Stored dataset items
════════
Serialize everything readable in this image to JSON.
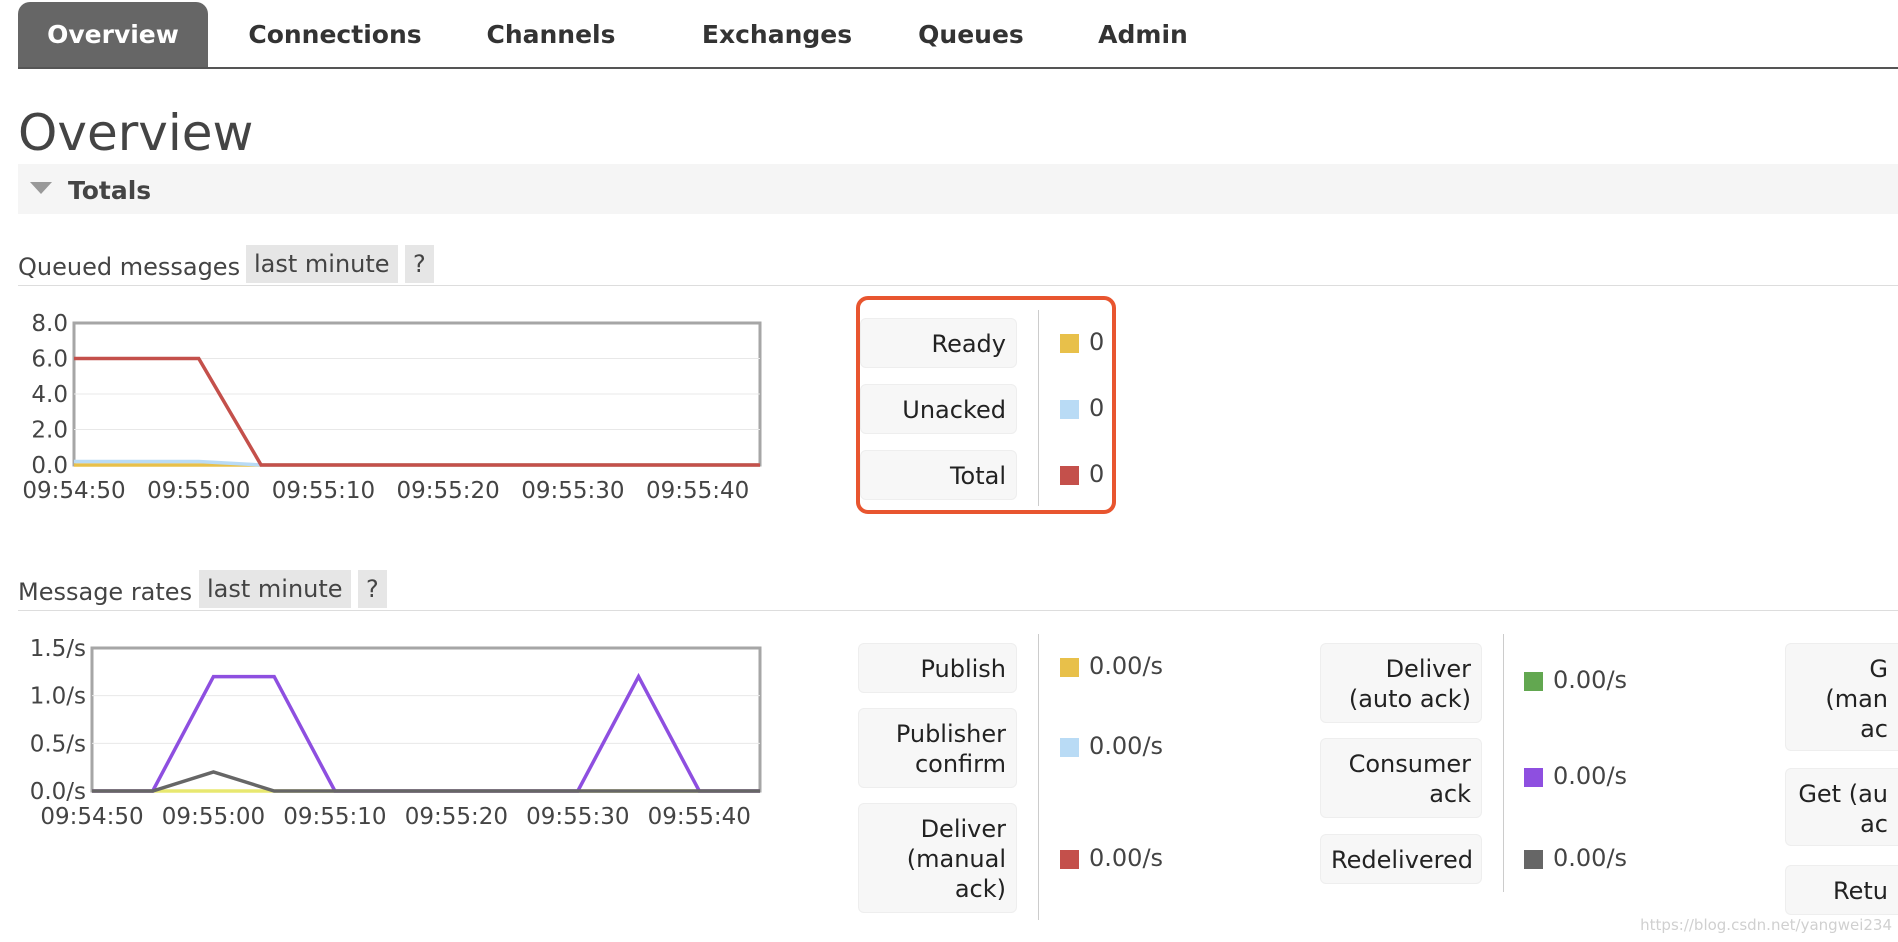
{
  "nav": {
    "tabs": [
      {
        "label": "Overview",
        "active": true
      },
      {
        "label": "Connections"
      },
      {
        "label": "Channels"
      },
      {
        "label": "Exchanges"
      },
      {
        "label": "Queues"
      },
      {
        "label": "Admin"
      }
    ]
  },
  "page": {
    "title": "Overview",
    "section": "Totals"
  },
  "queued": {
    "heading": "Queued messages",
    "range": "last minute",
    "help": "?",
    "legend": [
      {
        "label": "Ready",
        "value": "0",
        "color": "#e8c04a"
      },
      {
        "label": "Unacked",
        "value": "0",
        "color": "#b9dbf5"
      },
      {
        "label": "Total",
        "value": "0",
        "color": "#c4504b"
      }
    ]
  },
  "rates": {
    "heading": "Message rates",
    "range": "last minute",
    "help": "?",
    "col1": [
      {
        "label": [
          "Publish"
        ],
        "value": "0.00/s",
        "color": "#e8c04a"
      },
      {
        "label": [
          "Publisher",
          "confirm"
        ],
        "value": "0.00/s",
        "color": "#b9dbf5"
      },
      {
        "label": [
          "Deliver",
          "(manual",
          "ack)"
        ],
        "value": "0.00/s",
        "color": "#c4504b"
      }
    ],
    "col2": [
      {
        "label": [
          "Deliver",
          "(auto ack)"
        ],
        "value": "0.00/s",
        "color": "#62a750"
      },
      {
        "label": [
          "Consumer",
          "ack"
        ],
        "value": "0.00/s",
        "color": "#8e4fe0"
      },
      {
        "label": [
          "Redelivered"
        ],
        "value": "0.00/s",
        "color": "#666666"
      }
    ],
    "col3": [
      {
        "label": [
          "G",
          "(man",
          "ac"
        ]
      },
      {
        "label": [
          "Get (au",
          "ac"
        ]
      },
      {
        "label": [
          "Retu"
        ]
      }
    ]
  },
  "chart_data": [
    {
      "type": "line",
      "x": [
        "09:54:50",
        "09:54:55",
        "09:55:00",
        "09:55:05",
        "09:55:10",
        "09:55:15",
        "09:55:20",
        "09:55:25",
        "09:55:30",
        "09:55:35",
        "09:55:40",
        "09:55:45"
      ],
      "xticks": [
        "09:54:50",
        "09:55:00",
        "09:55:10",
        "09:55:20",
        "09:55:30",
        "09:55:40"
      ],
      "yticks": [
        "0.0",
        "2.0",
        "4.0",
        "6.0",
        "8.0"
      ],
      "ylim": [
        0,
        8
      ],
      "series": [
        {
          "name": "Ready",
          "color": "#e8c04a",
          "values": [
            0,
            0,
            0,
            0,
            0,
            0,
            0,
            0,
            0,
            0,
            0,
            0
          ]
        },
        {
          "name": "Unacked",
          "color": "#b9dbf5",
          "values": [
            0.2,
            0.2,
            0.2,
            0,
            0,
            0,
            0,
            0,
            0,
            0,
            0,
            0
          ]
        },
        {
          "name": "Total",
          "color": "#c4504b",
          "values": [
            6,
            6,
            6,
            0,
            0,
            0,
            0,
            0,
            0,
            0,
            0,
            0
          ]
        }
      ]
    },
    {
      "type": "line",
      "x": [
        "09:54:50",
        "09:54:55",
        "09:55:00",
        "09:55:05",
        "09:55:10",
        "09:55:15",
        "09:55:20",
        "09:55:25",
        "09:55:30",
        "09:55:35",
        "09:55:40",
        "09:55:45"
      ],
      "xticks": [
        "09:54:50",
        "09:55:00",
        "09:55:10",
        "09:55:20",
        "09:55:30",
        "09:55:40"
      ],
      "yticks": [
        "0.0/s",
        "0.5/s",
        "1.0/s",
        "1.5/s"
      ],
      "ylim": [
        0,
        1.5
      ],
      "series": [
        {
          "name": "Publish",
          "color": "#e8e870",
          "values": [
            0,
            0,
            0,
            0,
            0,
            0,
            0,
            0,
            0,
            0,
            0,
            0
          ]
        },
        {
          "name": "Consumer ack",
          "color": "#8e4fe0",
          "values": [
            0,
            0,
            1.2,
            1.2,
            0,
            0,
            0,
            0,
            0,
            1.2,
            0,
            0
          ]
        },
        {
          "name": "Redelivered",
          "color": "#666666",
          "values": [
            0,
            0,
            0.2,
            0,
            0,
            0,
            0,
            0,
            0,
            0,
            0,
            0
          ]
        }
      ]
    }
  ]
}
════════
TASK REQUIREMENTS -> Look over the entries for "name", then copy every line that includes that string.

EXPECTED ANSWER ->
          "name": "Ready",
          "name": "Unacked",
          "name": "Total",
          "name": "Publish",
          "name": "Consumer ack",
          "name": "Redelivered",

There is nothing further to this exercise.